Thursday, December 4, 2008

The Grinch

The issue at hand was pews. The order was wrong. Was it the buyer or the builder? I'll never know for sure. What I do know is that somebody at church accepted the delivery. Because a leader's daughter was getting married. In the brand new building.

And it was too late to change. So the delivery was accepted.

That's when the builder/buyer feud started. It was polite. At first. Feeling wronged, the church refused to pay the remainder of their bill.

I arrived as pastor many years later. It took a few years for me to hear the full story. Then I was shown the file of correspondence...

...which concluded with a formal notice that the church had been written off as a bad debt. What to do?

Wise words (from The Word) were like a spiritual sextant making our direction sure...
He who walks in integrity walks securely. (Proverbs 10:9 NASB)
Choose a good reputation over great riches. (Proverbs 22:1 NLT)

We contacted the pew manufacturer, offering to settle our debt plus interest for the years that had passed between. They charged us -- all of it. We paid it -- joyfully. It's the only choice when you have decided to "DWELL in the land AND CULTIVATE faithfulness."

We all face the occasional temptation to be a Grinch. The Christmas we help steal may belong to a laborer in a cabinet shop building pews. Or it might be the one which should go to the cashier at Target.

The one who gave you too much change. During Christmas rush. And has to balance the cash drawer at the end of the shift.

The extra money you noticed when you got home from the store.

Whose fault is it? What will you do?

What's your story? I would love your comments.

8 comments:

C. Beth said...

I'd never heard that story, Dad. It's a good one. Although with the awful orange of those pews, I'm really not sure you should have paid. Just kidding.

Recently I was at Target and they had something mislabeled. I brought it up, and the manager's solution was to give me half off the item (a large package of Goldfish crackers.) I happily accepted it. Then yesterday I was reading a blog (don't remember which one) and the writer said she'd tried to get an advertised deal at Target, and found out it was mispriced in the ad. The manager offered her $15 (as it was a large item), and she refused it. I thought, "Well, I would have taken it!" This post makes me think, though. With the difficulty retailers are having, should I give them some grace when they make a mistake? If enough of us did that, would it eventually save one person's job?

Of course, it wasn't stealing for me to take that $3 or so for the Goldfish. But your post and the one I read yesterday are giving me a different perspective, and I might do it differently next time.

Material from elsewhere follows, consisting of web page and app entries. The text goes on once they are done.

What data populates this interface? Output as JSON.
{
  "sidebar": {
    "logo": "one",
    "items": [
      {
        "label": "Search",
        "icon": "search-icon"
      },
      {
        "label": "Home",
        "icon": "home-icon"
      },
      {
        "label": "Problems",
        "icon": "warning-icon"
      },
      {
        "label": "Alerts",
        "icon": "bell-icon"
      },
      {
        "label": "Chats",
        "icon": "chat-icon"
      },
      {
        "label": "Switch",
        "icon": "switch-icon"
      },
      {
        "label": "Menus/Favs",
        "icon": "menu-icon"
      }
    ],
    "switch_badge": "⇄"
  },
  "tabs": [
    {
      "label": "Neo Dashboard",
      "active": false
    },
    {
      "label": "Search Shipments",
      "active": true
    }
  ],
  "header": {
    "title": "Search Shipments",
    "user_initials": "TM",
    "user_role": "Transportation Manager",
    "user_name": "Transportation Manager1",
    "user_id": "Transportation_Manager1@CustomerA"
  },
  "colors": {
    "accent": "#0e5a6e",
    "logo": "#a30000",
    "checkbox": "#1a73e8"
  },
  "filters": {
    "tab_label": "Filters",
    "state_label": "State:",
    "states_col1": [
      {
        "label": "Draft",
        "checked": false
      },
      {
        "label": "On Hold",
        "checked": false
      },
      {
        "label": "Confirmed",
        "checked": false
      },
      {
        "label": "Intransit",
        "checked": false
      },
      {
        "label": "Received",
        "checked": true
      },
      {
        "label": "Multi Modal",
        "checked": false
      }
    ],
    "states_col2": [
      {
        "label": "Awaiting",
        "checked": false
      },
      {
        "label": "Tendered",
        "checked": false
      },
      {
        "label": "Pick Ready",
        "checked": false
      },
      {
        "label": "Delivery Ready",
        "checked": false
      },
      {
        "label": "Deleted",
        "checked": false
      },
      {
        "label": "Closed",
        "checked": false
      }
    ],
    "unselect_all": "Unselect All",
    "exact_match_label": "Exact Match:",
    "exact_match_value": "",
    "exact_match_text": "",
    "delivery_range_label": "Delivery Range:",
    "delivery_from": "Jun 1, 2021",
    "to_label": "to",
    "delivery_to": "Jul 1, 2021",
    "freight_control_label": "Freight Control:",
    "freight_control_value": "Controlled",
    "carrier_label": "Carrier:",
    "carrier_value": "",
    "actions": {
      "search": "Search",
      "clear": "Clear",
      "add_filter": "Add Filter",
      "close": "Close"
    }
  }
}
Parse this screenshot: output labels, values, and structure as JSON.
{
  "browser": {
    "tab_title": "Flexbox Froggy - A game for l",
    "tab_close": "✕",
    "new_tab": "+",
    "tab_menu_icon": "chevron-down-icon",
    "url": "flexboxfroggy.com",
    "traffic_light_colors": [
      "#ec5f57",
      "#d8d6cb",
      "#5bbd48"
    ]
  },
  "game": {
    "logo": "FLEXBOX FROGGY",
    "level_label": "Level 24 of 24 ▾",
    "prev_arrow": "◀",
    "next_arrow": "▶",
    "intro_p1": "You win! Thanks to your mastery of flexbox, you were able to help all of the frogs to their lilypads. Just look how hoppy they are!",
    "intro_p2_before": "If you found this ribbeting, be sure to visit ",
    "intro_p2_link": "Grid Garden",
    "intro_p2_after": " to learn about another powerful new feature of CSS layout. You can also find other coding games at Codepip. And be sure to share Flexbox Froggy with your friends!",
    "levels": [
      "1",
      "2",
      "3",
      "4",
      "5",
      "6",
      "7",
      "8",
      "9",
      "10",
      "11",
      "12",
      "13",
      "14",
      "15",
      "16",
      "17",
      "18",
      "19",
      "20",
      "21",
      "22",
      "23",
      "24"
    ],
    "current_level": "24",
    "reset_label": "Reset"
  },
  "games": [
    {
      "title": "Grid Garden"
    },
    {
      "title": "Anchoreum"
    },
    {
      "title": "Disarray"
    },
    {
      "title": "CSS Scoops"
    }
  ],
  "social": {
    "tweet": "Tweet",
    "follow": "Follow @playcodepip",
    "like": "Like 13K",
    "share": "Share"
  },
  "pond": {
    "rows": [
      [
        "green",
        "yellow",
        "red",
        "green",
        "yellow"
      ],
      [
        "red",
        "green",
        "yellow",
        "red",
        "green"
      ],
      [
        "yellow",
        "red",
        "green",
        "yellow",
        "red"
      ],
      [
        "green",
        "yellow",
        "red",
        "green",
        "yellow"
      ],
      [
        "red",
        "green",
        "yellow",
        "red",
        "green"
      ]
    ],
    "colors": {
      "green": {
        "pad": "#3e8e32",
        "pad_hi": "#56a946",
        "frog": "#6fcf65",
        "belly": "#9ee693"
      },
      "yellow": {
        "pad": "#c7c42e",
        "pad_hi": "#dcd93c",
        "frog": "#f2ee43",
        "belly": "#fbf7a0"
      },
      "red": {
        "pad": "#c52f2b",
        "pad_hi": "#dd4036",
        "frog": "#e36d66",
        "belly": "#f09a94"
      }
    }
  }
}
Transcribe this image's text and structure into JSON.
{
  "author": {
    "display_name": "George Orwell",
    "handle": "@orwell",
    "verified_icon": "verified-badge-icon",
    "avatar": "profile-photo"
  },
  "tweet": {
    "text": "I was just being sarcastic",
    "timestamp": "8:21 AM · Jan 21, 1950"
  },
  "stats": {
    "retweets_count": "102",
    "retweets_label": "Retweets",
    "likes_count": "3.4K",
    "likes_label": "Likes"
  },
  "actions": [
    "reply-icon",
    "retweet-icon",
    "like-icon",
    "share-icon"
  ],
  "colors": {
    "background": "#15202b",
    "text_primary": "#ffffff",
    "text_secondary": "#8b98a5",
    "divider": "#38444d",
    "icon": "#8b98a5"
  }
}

Tony E. said...

Yesterday I was at a Chinese food place and ordered a combo #2 plate. When I got to the register, I noticed that they charged me for the Combo #1, a difference of about $1. I asked her when she gave me the order if she charged me for a Combo #2 since that is what I had. She looked, opened up my order, and changed the amount due. She then thanked me for pointing it out, which was nice.
Occasionally, I'll find something like this when I go out and when I notice it, I'll point it out. Usually never crosses my mind to do otherwise.
I guess that is one thing I haven't struggled with. There are other things, of course, but paying at the register isn't one of them.

Chris Bowers said...

I've always been a bit of a wuss about returning things or complaining because there is not enough dressing on my salad. I just cringe at the thought of having something to do with someone getting in trouble or worse, fired. However, my wife reminds me that a lot of times the store needs to be held accountable so that the same overpricing or underdressing does not keep reoccurring. As usual Sam's practical Wordly (made that word up) wisdom is right on. Gotta do the right thing without exception.

Scriptor Senex said...

I always return the money if I am given too much change. It's nothing 'goody, goody' it just comes naturally. What amuses me is the total shock on the face of the salesperson. Note the word shock, not surprise. It's obviously something that rarely, if ever, happens to them...

Sam said...

You mean, Beth, that I still had a story left that I hadn't told you a thousand times?

Tony and Chris, thanks for you candid input.

Scriptor, I've seen you at What does It Mean and my wife saw you at C.Beth. Thanks for a great comment.

beckiwithani said...

I've heard you tell that story ... a few times ... obviously Beth just wasn't listening. ;)

Sandra said...

I think there is a really fine line between being a good steward of what He's given us, and "spreading the wealth." And, no I'm not talking about the GOVERNMENT spreading the wealth. I'm talking about individuals, like us, who have been blessed. We have arrived at the point where, if we get a good deal, fine. If we don't and pay full price, fine too. Because I do feel like God wants us to share whatever He's given us, and I don't think he just means to charities. I'm always amazed at otherwise very nice people, who are stingy tippers. If you can afford to eat out, really, what is another dollar or two to you -- the difference between a minimum tip and a very nice tip. But the waitress may be struggling and a couple extra dollars might be a real lift for her day.

Sam said...

Right on, Sandra. I hadn't thought of the "tipping" side of it. I'm glad you brought it up.